Weather focus now turns to lake effect, polar vortex, and brutal cold

Posted at 8:35 PM, Jan 28, 2019
and last updated 2019-01-29 00:47:47-05

WEST MICHIGAN -- The first part of this week's wild winter weather is over. A strong, clipper system generating a widespread six inches of snow or more across much of the area is now taking most of the snow with it.

Part two will be heavy accumulating lake effect snow through Thursday morning, especially along/west of U.S. 131.

See map below of WINTER STORM WARNINGS and WIND CHILL WARNINGS...most expire Thursday at 1 p.m. We should note that the winter storm warnings are two-fold...they encompass the lake effect snow AND the wind chill warnings!

Take a look below at our snow accumulation map through Wednesday. We believe the potential for heavy lake effect snow is likely...especially along/west of US-131 with strong westerly winds.

These winds will likely drag the snow further inland (than normal) and even areas along/east of US-131 will see some accumulation. We are expecting a swath of about 6" to 10" of lake effect snow in our immediate lakeshore counties, while the next tier of counties eastward will be in the area of about 3" to 6".

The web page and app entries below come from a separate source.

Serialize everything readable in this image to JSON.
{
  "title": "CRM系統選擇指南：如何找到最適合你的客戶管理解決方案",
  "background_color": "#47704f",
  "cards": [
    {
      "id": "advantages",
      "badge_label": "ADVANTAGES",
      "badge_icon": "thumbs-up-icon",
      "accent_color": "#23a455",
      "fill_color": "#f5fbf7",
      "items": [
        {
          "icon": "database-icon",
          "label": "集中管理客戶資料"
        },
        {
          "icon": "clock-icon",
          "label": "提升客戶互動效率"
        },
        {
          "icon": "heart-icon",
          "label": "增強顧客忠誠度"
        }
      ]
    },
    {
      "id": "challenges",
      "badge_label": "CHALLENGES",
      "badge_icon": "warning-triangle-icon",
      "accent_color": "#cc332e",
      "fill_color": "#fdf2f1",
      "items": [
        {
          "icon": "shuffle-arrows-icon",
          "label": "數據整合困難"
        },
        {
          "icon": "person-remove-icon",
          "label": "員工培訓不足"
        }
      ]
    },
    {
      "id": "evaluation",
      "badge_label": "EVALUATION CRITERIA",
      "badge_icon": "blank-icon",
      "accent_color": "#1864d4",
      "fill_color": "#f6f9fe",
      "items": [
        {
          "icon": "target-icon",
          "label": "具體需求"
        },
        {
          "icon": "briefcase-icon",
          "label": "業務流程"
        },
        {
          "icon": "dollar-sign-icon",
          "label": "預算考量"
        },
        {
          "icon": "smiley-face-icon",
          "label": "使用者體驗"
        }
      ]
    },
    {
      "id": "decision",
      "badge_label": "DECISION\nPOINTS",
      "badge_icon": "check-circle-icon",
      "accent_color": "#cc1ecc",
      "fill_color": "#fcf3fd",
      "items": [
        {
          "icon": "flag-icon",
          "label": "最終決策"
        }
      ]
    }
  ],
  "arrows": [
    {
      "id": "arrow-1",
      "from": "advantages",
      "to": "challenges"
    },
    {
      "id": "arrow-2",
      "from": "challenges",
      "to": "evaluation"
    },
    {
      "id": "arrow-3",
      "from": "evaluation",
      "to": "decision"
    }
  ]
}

The lightest amounts will be farther away from the lake across Mecosta, Montcalm, Ionia, Eaton, and Calhoun Counties where 1" to 3" is expected.

Coupled with that snow? Temperatures at/below zero and wind chills on the order of -25 to -35. Dangerous cold, a threat to all public safety, and frostbite possible in less than 15 minutes.

See wind chill forecast below. Graphic is valid for Tuesday at 6 A.M.

Our next wind chill graphic below is valid for Tuesday at 6 P.M.

While some of our area will be influenced by Lake Michigan and this Arctic air mass may warm slightly, locations not under the influence of the lake such as Battle Creek, Three Rivers, and Coldwater, may see wind chills plummet to -45 to -50 degrees. See wind chill forecast below valid for Wednesday at 6 A.M.

Most high temperatures will NOT get above zero on Wednesday, but winds will be strong. We will likely break a high temperature record set in 1899 where it reached only 4 degrees on January 30. That alone speaks to the serious nature of the cold and long standing record. The final wind chill graphic below is valid for Wednesday at 6 P.M.

These are dangerous, life-threatening wind chills...please treat them as such. Frostbite is possible in as little as 15 minutes or less! Limit outside exposure and stay inside if possible. The core of arctic air and polar vortex arrive Tuesday night into Thursday morning as seen below. Please be safe!

Get the complete West Michigan forecast at